[[ Available data, beginning ]]

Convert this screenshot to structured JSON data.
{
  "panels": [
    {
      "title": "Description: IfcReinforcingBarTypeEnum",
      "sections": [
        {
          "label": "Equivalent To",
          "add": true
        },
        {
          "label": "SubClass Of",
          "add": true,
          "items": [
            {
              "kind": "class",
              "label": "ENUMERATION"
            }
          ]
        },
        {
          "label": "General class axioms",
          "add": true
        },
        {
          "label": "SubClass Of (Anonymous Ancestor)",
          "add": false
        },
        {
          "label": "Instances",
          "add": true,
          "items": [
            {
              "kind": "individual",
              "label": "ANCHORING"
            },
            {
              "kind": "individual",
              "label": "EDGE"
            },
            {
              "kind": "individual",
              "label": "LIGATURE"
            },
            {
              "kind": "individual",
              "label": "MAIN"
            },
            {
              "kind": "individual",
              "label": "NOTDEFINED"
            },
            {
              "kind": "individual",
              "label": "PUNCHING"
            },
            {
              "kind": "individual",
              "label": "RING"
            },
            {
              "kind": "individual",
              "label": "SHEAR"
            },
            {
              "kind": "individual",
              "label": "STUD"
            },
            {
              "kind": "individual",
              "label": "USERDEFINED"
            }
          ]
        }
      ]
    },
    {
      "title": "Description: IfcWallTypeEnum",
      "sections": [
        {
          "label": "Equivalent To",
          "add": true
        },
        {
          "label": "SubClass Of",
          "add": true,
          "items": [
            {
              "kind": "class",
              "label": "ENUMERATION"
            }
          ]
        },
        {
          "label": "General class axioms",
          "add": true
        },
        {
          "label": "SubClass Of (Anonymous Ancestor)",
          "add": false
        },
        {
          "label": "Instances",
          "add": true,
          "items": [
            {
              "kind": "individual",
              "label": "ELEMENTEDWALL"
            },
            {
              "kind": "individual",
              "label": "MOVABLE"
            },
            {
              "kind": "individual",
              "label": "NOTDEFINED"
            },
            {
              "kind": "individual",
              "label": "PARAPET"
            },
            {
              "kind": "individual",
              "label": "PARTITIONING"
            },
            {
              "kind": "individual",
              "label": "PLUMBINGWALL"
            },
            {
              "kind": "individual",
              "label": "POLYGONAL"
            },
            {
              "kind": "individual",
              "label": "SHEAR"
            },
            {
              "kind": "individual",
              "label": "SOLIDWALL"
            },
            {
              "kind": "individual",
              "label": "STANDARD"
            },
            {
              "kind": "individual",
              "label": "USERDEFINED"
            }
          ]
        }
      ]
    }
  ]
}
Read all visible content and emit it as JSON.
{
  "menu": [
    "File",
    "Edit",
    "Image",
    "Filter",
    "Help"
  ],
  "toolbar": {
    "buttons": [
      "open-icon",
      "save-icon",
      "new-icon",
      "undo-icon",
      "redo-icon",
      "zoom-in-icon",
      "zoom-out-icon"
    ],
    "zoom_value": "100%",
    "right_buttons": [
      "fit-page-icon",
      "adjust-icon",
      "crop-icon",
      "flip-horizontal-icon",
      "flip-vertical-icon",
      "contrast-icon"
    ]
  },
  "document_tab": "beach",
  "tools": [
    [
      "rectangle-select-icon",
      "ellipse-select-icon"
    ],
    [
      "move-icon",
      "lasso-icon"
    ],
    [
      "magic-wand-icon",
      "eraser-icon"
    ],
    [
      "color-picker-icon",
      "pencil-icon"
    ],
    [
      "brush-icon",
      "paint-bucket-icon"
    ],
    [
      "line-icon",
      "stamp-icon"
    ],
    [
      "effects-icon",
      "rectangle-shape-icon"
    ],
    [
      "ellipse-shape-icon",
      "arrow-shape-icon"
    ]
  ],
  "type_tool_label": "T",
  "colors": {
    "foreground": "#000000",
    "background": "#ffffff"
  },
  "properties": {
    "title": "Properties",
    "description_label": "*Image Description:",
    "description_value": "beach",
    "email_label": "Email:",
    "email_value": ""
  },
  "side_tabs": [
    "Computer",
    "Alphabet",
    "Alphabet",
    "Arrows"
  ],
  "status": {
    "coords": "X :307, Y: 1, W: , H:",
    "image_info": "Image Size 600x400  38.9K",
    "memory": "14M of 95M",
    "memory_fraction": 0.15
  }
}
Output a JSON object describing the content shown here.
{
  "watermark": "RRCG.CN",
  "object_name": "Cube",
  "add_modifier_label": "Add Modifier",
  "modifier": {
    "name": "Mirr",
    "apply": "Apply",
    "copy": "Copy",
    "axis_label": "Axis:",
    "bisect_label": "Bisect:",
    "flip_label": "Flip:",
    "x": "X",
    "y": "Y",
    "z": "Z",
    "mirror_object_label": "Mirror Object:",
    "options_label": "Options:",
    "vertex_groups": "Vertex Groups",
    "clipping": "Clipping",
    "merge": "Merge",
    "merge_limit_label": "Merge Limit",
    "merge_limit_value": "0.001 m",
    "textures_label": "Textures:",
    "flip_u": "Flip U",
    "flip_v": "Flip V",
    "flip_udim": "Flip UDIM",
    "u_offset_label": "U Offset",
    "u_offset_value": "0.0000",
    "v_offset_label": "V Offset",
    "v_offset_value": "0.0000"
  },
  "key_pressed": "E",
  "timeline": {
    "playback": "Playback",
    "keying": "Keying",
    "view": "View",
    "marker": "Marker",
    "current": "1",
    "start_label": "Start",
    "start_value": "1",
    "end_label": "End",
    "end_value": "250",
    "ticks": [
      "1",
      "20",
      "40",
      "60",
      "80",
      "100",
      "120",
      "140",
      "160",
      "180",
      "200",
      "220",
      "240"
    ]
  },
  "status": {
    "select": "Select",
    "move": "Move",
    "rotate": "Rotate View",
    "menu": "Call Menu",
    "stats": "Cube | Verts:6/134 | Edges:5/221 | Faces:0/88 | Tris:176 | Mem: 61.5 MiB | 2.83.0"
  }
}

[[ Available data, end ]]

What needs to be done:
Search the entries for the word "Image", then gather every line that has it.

Result of the task:
    "Image",
    "description_label": "*Image Description:",
    "image_info": "Image Size 600x400  38.9K",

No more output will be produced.